In order to understand how our own Milky Way galaxy formed and evolved, astronomers rely on observing distant galaxies.
As their light takes billions of years to reach us, telescopes can be used as time machines, as long as we have a clear time-travelling indicator to pin-point the distance.
However, when we travel more than 11 billion years into the past, there is only one major feature which telescopes can identify: Lyman-alpha photons.
Jorryt Matthee comments: “Newly born stars in very distant galaxies break apart hydrogen in surrounding clouds of gas, which then shines brightly in Lyman-α light, in theory the strongest of such features observable in a distant galaxy. Yet, in practice, Lyα photons struggle to escape galaxies as gas and dust block and diverge their travel paths, making it a complex process to understand.”
Astronomers developed a unique experiment using the Isaac Newton Telescope (INT) in La Palma to look at almost 1000 very distant galaxies in a stereoscopic way. They surveyed the sky using the Wide Field Camera (WFC) and custom-made filters in order to measure where Lyα is produced, how much, and where it comes out of galaxies.
Dr David Sobral says "We have used dozens of dedicated nights on the INT with our own narrow-band filter in order to understand how Lyα photons escape from distant galaxies.
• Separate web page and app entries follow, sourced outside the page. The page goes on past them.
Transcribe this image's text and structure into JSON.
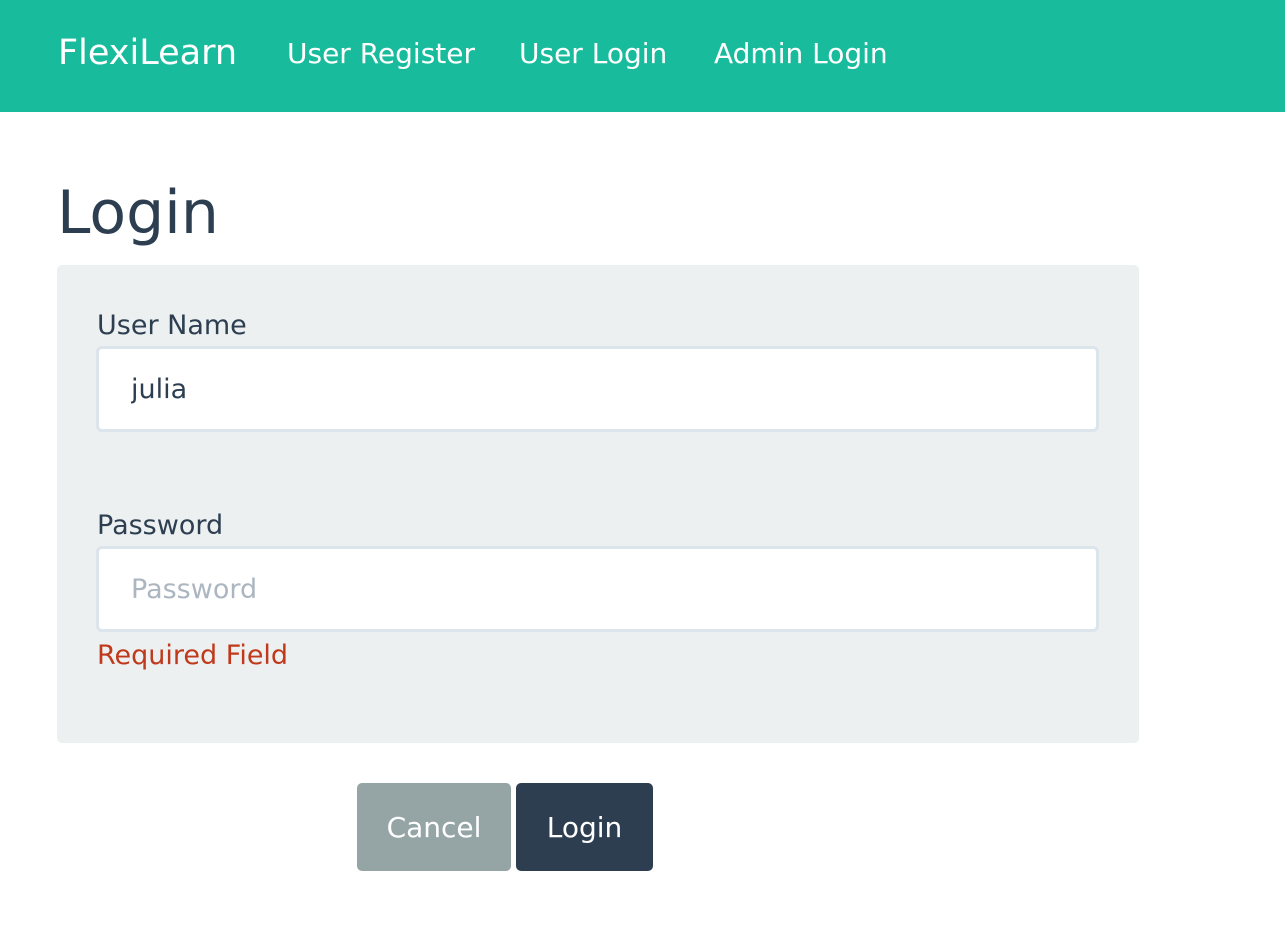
{
  "navbar": {
    "brand": "FlexiLearn",
    "links": [
      "User Register",
      "User Login",
      "Admin Login"
    ],
    "background_color": "#18bc9c"
  },
  "page": {
    "title": "Login"
  },
  "form": {
    "username": {
      "label": "User Name",
      "value": "julia",
      "placeholder": ""
    },
    "password": {
      "label": "Password",
      "value": "",
      "placeholder": "Password",
      "error": "Required Field",
      "error_color": "#c0391b"
    },
    "buttons": {
      "cancel": "Cancel",
      "login": "Login"
    }
  }
}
We have looked back in time 11 billion years, essentially the limit where we can still use multiple features to identify distant galaxies and study them in detail. We were able to predict how many Lyα photons were effectively produced in each distant galaxy and where this happened. Then we compared them with the ones that actually reach the INT."
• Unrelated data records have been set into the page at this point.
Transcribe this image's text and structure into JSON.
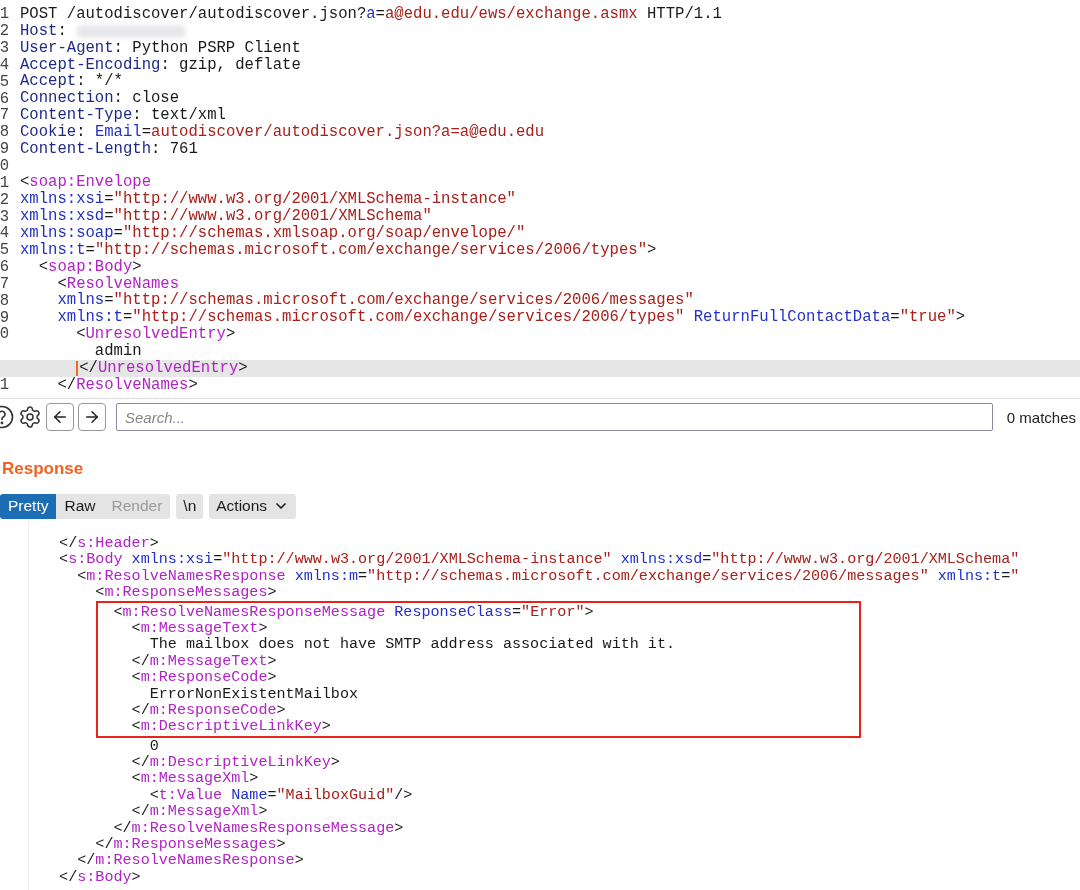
{
  "request": {
    "lines": [
      {
        "num": "1",
        "tokens": [
          {
            "kind": "plain",
            "text": "POST /autodiscover/autodiscover.json?"
          },
          {
            "kind": "attr",
            "text": "a"
          },
          {
            "kind": "plain",
            "text": "="
          },
          {
            "kind": "value",
            "text": "a@edu.edu/ews/exchange.asmx"
          },
          {
            "kind": "plain",
            "text": " HTTP/1.1"
          }
        ]
      },
      {
        "num": "2",
        "tokens": [
          {
            "kind": "header",
            "text": "Host"
          },
          {
            "kind": "plain",
            "text": ": "
          }
        ],
        "redacted": true
      },
      {
        "num": "3",
        "tokens": [
          {
            "kind": "header",
            "text": "User-Agent"
          },
          {
            "kind": "plain",
            "text": ": Python PSRP Client"
          }
        ]
      },
      {
        "num": "4",
        "tokens": [
          {
            "kind": "header",
            "text": "Accept-Encoding"
          },
          {
            "kind": "plain",
            "text": ": gzip, deflate"
          }
        ]
      },
      {
        "num": "5",
        "tokens": [
          {
            "kind": "header",
            "text": "Accept"
          },
          {
            "kind": "plain",
            "text": ": */*"
          }
        ]
      },
      {
        "num": "6",
        "tokens": [
          {
            "kind": "header",
            "text": "Connection"
          },
          {
            "kind": "plain",
            "text": ": close"
          }
        ]
      },
      {
        "num": "7",
        "tokens": [
          {
            "kind": "header",
            "text": "Content-Type"
          },
          {
            "kind": "plain",
            "text": ": text/xml"
          }
        ]
      },
      {
        "num": "8",
        "tokens": [
          {
            "kind": "header",
            "text": "Cookie"
          },
          {
            "kind": "plain",
            "text": ": "
          },
          {
            "kind": "attr",
            "text": "Email"
          },
          {
            "kind": "plain",
            "text": "="
          },
          {
            "kind": "value",
            "text": "autodiscover/autodiscover.json?a=a@edu.edu"
          }
        ]
      },
      {
        "num": "9",
        "tokens": [
          {
            "kind": "header",
            "text": "Content-Length"
          },
          {
            "kind": "plain",
            "text": ": 761"
          }
        ]
      },
      {
        "num": "0"
      },
      {
        "num": "1",
        "tokens": [
          {
            "kind": "plain",
            "text": "<"
          },
          {
            "kind": "tag",
            "text": "soap:Envelope"
          }
        ]
      },
      {
        "num": "2",
        "tokens": [
          {
            "kind": "attr",
            "text": "xmlns:xsi"
          },
          {
            "kind": "plain",
            "text": "="
          },
          {
            "kind": "value",
            "text": "\"http://www.w3.org/2001/XMLSchema-instance\""
          }
        ]
      },
      {
        "num": "3",
        "tokens": [
          {
            "kind": "attr",
            "text": "xmlns:xsd"
          },
          {
            "kind": "plain",
            "text": "="
          },
          {
            "kind": "value",
            "text": "\"http://www.w3.org/2001/XMLSchema\""
          }
        ]
      },
      {
        "num": "4",
        "tokens": [
          {
            "kind": "attr",
            "text": "xmlns:soap"
          },
          {
            "kind": "plain",
            "text": "="
          },
          {
            "kind": "value",
            "text": "\"http://schemas.xmlsoap.org/soap/envelope/\""
          }
        ]
      },
      {
        "num": "5",
        "tokens": [
          {
            "kind": "attr",
            "text": "xmlns:t"
          },
          {
            "kind": "plain",
            "text": "="
          },
          {
            "kind": "value",
            "text": "\"http://schemas.microsoft.com/exchange/services/2006/types\""
          },
          {
            "kind": "plain",
            "text": ">"
          }
        ]
      },
      {
        "num": "6",
        "tokens": [
          {
            "kind": "plain",
            "text": "  <"
          },
          {
            "kind": "tag",
            "text": "soap:Body"
          },
          {
            "kind": "plain",
            "text": ">"
          }
        ]
      },
      {
        "num": "7",
        "tokens": [
          {
            "kind": "plain",
            "text": "    <"
          },
          {
            "kind": "tag",
            "text": "ResolveNames"
          }
        ]
      },
      {
        "num": "8",
        "tokens": [
          {
            "kind": "attr",
            "text": "    xmlns"
          },
          {
            "kind": "plain",
            "text": "="
          },
          {
            "kind": "value",
            "text": "\"http://schemas.microsoft.com/exchange/services/2006/messages\""
          }
        ]
      },
      {
        "num": "9",
        "tokens": [
          {
            "kind": "attr",
            "text": "    xmlns:t"
          },
          {
            "kind": "plain",
            "text": "="
          },
          {
            "kind": "value",
            "text": "\"http://schemas.microsoft.com/exchange/services/2006/types\""
          },
          {
            "kind": "attr",
            "text": " ReturnFullContactData"
          },
          {
            "kind": "plain",
            "text": "="
          },
          {
            "kind": "value",
            "text": "\"true\""
          },
          {
            "kind": "plain",
            "text": ">"
          }
        ]
      },
      {
        "num": "0",
        "tokens": [
          {
            "kind": "plain",
            "text": "      <"
          },
          {
            "kind": "tag",
            "text": "UnresolvedEntry"
          },
          {
            "kind": "plain",
            "text": ">"
          }
        ]
      },
      {
        "tokens": [
          {
            "kind": "plain",
            "text": "        admin"
          }
        ]
      },
      {
        "tokens": [
          {
            "kind": "plain",
            "text": "      </"
          },
          {
            "kind": "tag",
            "text": "UnresolvedEntry"
          },
          {
            "kind": "plain",
            "text": ">"
          }
        ],
        "highlighted": true,
        "caret": true
      },
      {
        "num": "1",
        "tokens": [
          {
            "kind": "plain",
            "text": "    </"
          },
          {
            "kind": "tag",
            "text": "ResolveNames"
          },
          {
            "kind": "plain",
            "text": ">"
          }
        ]
      }
    ]
  },
  "search": {
    "placeholder": "Search...",
    "matches": "0 matches"
  },
  "response": {
    "title": "Response",
    "tabs": [
      {
        "label": "Pretty",
        "selected": true,
        "disabled": false
      },
      {
        "label": "Raw",
        "selected": false,
        "disabled": false
      },
      {
        "label": "Render",
        "selected": false,
        "disabled": true
      }
    ],
    "newline_button": "\\n",
    "actions_button": "Actions",
    "blocks": [
      {
        "kind": "plain",
        "lines": [
          {
            "tokens": [
              {
                "kind": "plain",
                "text": "  </"
              },
              {
                "kind": "tag",
                "text": "s:Header"
              },
              {
                "kind": "plain",
                "text": ">"
              }
            ]
          },
          {
            "tokens": [
              {
                "kind": "plain",
                "text": "  <"
              },
              {
                "kind": "tag",
                "text": "s:Body"
              },
              {
                "kind": "attr",
                "text": " xmlns:xsi"
              },
              {
                "kind": "plain",
                "text": "="
              },
              {
                "kind": "value",
                "text": "\"http://www.w3.org/2001/XMLSchema-instance\""
              },
              {
                "kind": "attr",
                "text": " xmlns:xsd"
              },
              {
                "kind": "plain",
                "text": "="
              },
              {
                "kind": "value",
                "text": "\"http://www.w3.org/2001/XMLSchema\""
              }
            ]
          },
          {
            "tokens": [
              {
                "kind": "plain",
                "text": "    <"
              },
              {
                "kind": "tag",
                "text": "m:ResolveNamesResponse"
              },
              {
                "kind": "attr",
                "text": " xmlns:m"
              },
              {
                "kind": "plain",
                "text": "="
              },
              {
                "kind": "value",
                "text": "\"http://schemas.microsoft.com/exchange/services/2006/messages\""
              },
              {
                "kind": "attr",
                "text": " xmlns:t"
              },
              {
                "kind": "plain",
                "text": "="
              },
              {
                "kind": "value",
                "text": "\""
              }
            ]
          },
          {
            "tokens": [
              {
                "kind": "plain",
                "text": "      <"
              },
              {
                "kind": "tag",
                "text": "m:ResponseMessages"
              },
              {
                "kind": "plain",
                "text": ">"
              }
            ]
          }
        ]
      },
      {
        "kind": "framed",
        "lines": [
          {
            "tokens": [
              {
                "kind": "plain",
                "text": "        <"
              },
              {
                "kind": "tag",
                "text": "m:ResolveNamesResponseMessage"
              },
              {
                "kind": "attr",
                "text": " ResponseClass"
              },
              {
                "kind": "plain",
                "text": "="
              },
              {
                "kind": "value",
                "text": "\"Error\""
              },
              {
                "kind": "plain",
                "text": ">"
              }
            ]
          },
          {
            "tokens": [
              {
                "kind": "plain",
                "text": "          <"
              },
              {
                "kind": "tag",
                "text": "m:MessageText"
              },
              {
                "kind": "plain",
                "text": ">"
              }
            ]
          },
          {
            "tokens": [
              {
                "kind": "plain",
                "text": "            The mailbox does not have SMTP address associated with it."
              }
            ]
          },
          {
            "tokens": [
              {
                "kind": "plain",
                "text": "          </"
              },
              {
                "kind": "tag",
                "text": "m:MessageText"
              },
              {
                "kind": "plain",
                "text": ">"
              }
            ]
          },
          {
            "tokens": [
              {
                "kind": "plain",
                "text": "          <"
              },
              {
                "kind": "tag",
                "text": "m:ResponseCode"
              },
              {
                "kind": "plain",
                "text": ">"
              }
            ]
          },
          {
            "tokens": [
              {
                "kind": "plain",
                "text": "            ErrorNonExistentMailbox"
              }
            ]
          },
          {
            "tokens": [
              {
                "kind": "plain",
                "text": "          </"
              },
              {
                "kind": "tag",
                "text": "m:ResponseCode"
              },
              {
                "kind": "plain",
                "text": ">"
              }
            ]
          },
          {
            "tokens": [
              {
                "kind": "plain",
                "text": "          <"
              },
              {
                "kind": "tag",
                "text": "m:DescriptiveLinkKey"
              },
              {
                "kind": "plain",
                "text": ">"
              }
            ]
          }
        ]
      },
      {
        "kind": "plain",
        "lines": [
          {
            "tokens": [
              {
                "kind": "plain",
                "text": "            0"
              }
            ]
          },
          {
            "tokens": [
              {
                "kind": "plain",
                "text": "          </"
              },
              {
                "kind": "tag",
                "text": "m:DescriptiveLinkKey"
              },
              {
                "kind": "plain",
                "text": ">"
              }
            ]
          },
          {
            "tokens": [
              {
                "kind": "plain",
                "text": "          <"
              },
              {
                "kind": "tag",
                "text": "m:MessageXml"
              },
              {
                "kind": "plain",
                "text": ">"
              }
            ]
          },
          {
            "tokens": [
              {
                "kind": "plain",
                "text": "            <"
              },
              {
                "kind": "tag",
                "text": "t:Value"
              },
              {
                "kind": "attr",
                "text": " Name"
              },
              {
                "kind": "plain",
                "text": "="
              },
              {
                "kind": "value",
                "text": "\"MailboxGuid\""
              },
              {
                "kind": "plain",
                "text": "/>"
              }
            ]
          },
          {
            "tokens": [
              {
                "kind": "plain",
                "text": "          </"
              },
              {
                "kind": "tag",
                "text": "m:MessageXml"
              },
              {
                "kind": "plain",
                "text": ">"
              }
            ]
          },
          {
            "tokens": [
              {
                "kind": "plain",
                "text": "        </"
              },
              {
                "kind": "tag",
                "text": "m:ResolveNamesResponseMessage"
              },
              {
                "kind": "plain",
                "text": ">"
              }
            ]
          },
          {
            "tokens": [
              {
                "kind": "plain",
                "text": "      </"
              },
              {
                "kind": "tag",
                "text": "m:ResponseMessages"
              },
              {
                "kind": "plain",
                "text": ">"
              }
            ]
          },
          {
            "tokens": [
              {
                "kind": "plain",
                "text": "    </"
              },
              {
                "kind": "tag",
                "text": "m:ResolveNamesResponse"
              },
              {
                "kind": "plain",
                "text": ">"
              }
            ]
          },
          {
            "tokens": [
              {
                "kind": "plain",
                "text": "  </"
              },
              {
                "kind": "tag",
                "text": "s:Body"
              },
              {
                "kind": "plain",
                "text": ">"
              }
            ]
          }
        ]
      }
    ]
  }
}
The results show that while these photons are so used to study the very early Universe, only 1-2% of those photons escape from the centres of galaxies like the Milky way. Even if we account for all the photons at a large distance from the center, less than 10% escape.
Dr Sobral said: “In other words, all galaxies forming stars in the distant Universe seem to be surrounded by an impressively large, faint halo of Lyα photons that had to travel for hundreds of thousands of light years in an almost endless series of absorption and re-emission events, until they were finally free. We now need to understand exactly how and why that happens.”
Astronomers expect that the James Webb Space Telescope will be able to extend these studies to even higher look-back times, opening up a new window into the study of galaxy formation and evolution. Studying how the escape fraction evolves with redshift can tell us about the kind of stars producing Lyα photons, and the properties of interstellar and intergalactic gas.